The opposite day MBW jokingly remarked that the worldwide music enterprise had turn out to be somewhat “cozy” this summer season – with a definite lack of corporations (publicly) falling out.
Please, loyal reader, permits us to scratch that concept from the report.
Why is Kobalt taking this motion?
In response to a memo despatched to Kobalt writers and companions yesterday (July 23), obtained by MBW, Kobalt’s present US licensing cope with Meta (dad or mum firm of Fb and Insta) has expired – and the 2 events have failed to achieve a brand new settlement.
“Over the course of a number of months, we’ve labored diligently and in good religion to come back to an settlement masking a brand new license for Kobalt’s repertoire,” reads the memo (which you’ll be able to see in full under).
“Sadly, basic variations remained that we weren’t in a position to resolve in your greatest pursuits, and consequently Kobalt’s repertoire is within the technique of being faraway from Meta’s providers, together with Fb and Instagram, in the USA.”
Tellingly, the word provides: “We’ve all the time stood for songwriters first, and we’re proud to proceed to take action.

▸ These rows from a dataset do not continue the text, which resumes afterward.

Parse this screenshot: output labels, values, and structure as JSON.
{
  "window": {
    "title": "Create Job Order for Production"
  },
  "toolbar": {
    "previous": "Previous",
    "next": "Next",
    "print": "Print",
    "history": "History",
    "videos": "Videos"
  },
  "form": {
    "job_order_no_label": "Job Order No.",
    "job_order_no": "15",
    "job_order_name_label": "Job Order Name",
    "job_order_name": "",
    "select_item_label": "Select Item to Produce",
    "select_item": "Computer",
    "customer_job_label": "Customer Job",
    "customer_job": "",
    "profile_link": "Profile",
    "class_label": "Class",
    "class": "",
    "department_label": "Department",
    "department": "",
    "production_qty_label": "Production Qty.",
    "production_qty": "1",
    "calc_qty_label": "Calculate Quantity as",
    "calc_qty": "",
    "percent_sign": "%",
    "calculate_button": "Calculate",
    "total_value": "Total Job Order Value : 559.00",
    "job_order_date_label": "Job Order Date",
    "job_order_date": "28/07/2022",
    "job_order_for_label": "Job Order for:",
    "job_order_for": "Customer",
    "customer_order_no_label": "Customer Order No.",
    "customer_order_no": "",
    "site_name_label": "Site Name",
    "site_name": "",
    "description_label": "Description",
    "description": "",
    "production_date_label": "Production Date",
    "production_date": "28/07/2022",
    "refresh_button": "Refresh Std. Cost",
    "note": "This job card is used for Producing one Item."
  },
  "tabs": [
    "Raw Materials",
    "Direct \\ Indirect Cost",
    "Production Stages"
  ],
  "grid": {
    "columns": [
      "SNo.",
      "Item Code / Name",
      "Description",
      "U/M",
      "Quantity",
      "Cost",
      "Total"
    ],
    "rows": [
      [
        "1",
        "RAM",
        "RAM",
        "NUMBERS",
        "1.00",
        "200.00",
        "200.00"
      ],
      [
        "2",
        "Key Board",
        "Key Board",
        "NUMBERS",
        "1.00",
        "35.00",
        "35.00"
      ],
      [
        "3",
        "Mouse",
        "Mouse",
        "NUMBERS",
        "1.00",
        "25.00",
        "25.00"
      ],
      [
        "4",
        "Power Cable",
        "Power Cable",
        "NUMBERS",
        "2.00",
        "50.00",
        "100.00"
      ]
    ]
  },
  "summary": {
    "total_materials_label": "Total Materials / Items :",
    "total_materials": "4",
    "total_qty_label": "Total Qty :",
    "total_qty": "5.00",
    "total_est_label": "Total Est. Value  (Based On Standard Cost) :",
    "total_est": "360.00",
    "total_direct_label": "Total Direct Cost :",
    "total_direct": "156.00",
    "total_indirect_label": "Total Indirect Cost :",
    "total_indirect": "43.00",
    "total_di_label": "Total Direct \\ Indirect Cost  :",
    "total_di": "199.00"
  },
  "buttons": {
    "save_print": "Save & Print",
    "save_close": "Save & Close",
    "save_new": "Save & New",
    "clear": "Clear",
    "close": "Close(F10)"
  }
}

We stay totally dedicated to reaching an settlement with Meta.”
Kobalt’s determination to drag its catalog has ramifications far past its personal firm.
Kobalt estimates that it’s the writer of songwriters behind over 40% of the Prime 100 tracks and albums in any typical week in each the UK and US.
The elimination of Kobalt’s publishing catalog will, due to this fact, inevitably have an effect on a variety of hits distributed/signed to the three main report corporations, to not point out numerous unbiased distributors/labels globally.
Apparently, right this moment’s information comes only a few days after one other outstanding music rights-holder – the $1.4 billion-valued Epidemic Sound in Sweden – filed a lawsuit towards Meta within the US, claiming that “the unauthorized use” of its works throughout Fb and Instagram “is rampant”.
Epidemic is demanding damages in extra of $142 million from Meta as a consequence of this alleged infringement.
Epidemic’s grievance (which you’ll be able to learn in full right here) reads: “Meta has refused to enter right into a license with Epidemic, despite the fact that Meta has carried out so with many different rights holders.
“Maybe Meta is hoping to get away with it for so long as attainable. Maybe Meta is hoping that it’s going to intimidate an organization like Epidemic into bowing to Meta quite than incurring the disruption and expense of a lawsuit. Meta is flawed.”
Following Epidemic’s lawsuits, and now the affirmation of Kobalt’s copyright takedown from Meta, just a few apparent questions start to come up:
- What’s behind Kobalt’s refusal to signal a brand new deal (to this point) with Meta? May or not it’s to do with the standard of information its songwriters are receiving, the amount of cash its songwriters are receiving – or each?
- May extra big-money lawsuits observe consequently, pitting the broader music enterprise towards one in all tech’s most mighty giants?
- Will different main music rightsholders emulate Kobalt’s refusal to ink a brand new settlement with Mark Zuckerberg‘s firm?
- What penalties will there be if hits created or co-created by Kobalt writers – now formally unlicensed to be used on Fb and Insta – proceed to be revealed on these platforms?
One factor we all know for certain: A lot of cash is at stake right here.
That 29%, MBW calculates (primarily based on Goldman/IFPI numbers), equated to only over $400 million.
Bear in mind: That’s only for one 12 months, and solely covers cash paid to the report trade (not the music publishing enterprise).
Sources inform MBW that Meta at the moment continues to pay the music enterprise by way of upfront advances that aren’t tied to express music consumption on its platforms.
Calls look like rising louder for Meta (in addition to TikTok) to change this payout mannequin to a ‘income share’ system – underneath which music rightsholders can be paid a direct share of the promoting income their copyrights generated on the platform.
“Sure [we want to see a Content ID equivalent from Meta], and that’s one thing we have now expressed to them. However I might additionally say with Fb and Instagram that we’ve seen a greater high quality of information [than from other social media services].”
Denis Ladegaillerie, Imagine
We requested him if “impatience is creeping in” over Fb’s failure to launch a direct equal to YouTube‘s Content material ID system for music rightsholders.
He replied: “Sure, and that’s one thing we have now expressed to them. However I might additionally say with Fb and Instagram that we’ve seen a greater high quality of information [than from other social media services].
“We’re fairly proud of that. And the extent of monetization [paid out, versus the consumption happening] on Fb/Instagram is aligned to what it must be if you take a look at utilization.
“Plus we’re in a position to see reviews on the utilization of the tracks to [account to] artists, as we should always.”Music Enterprise Worldwide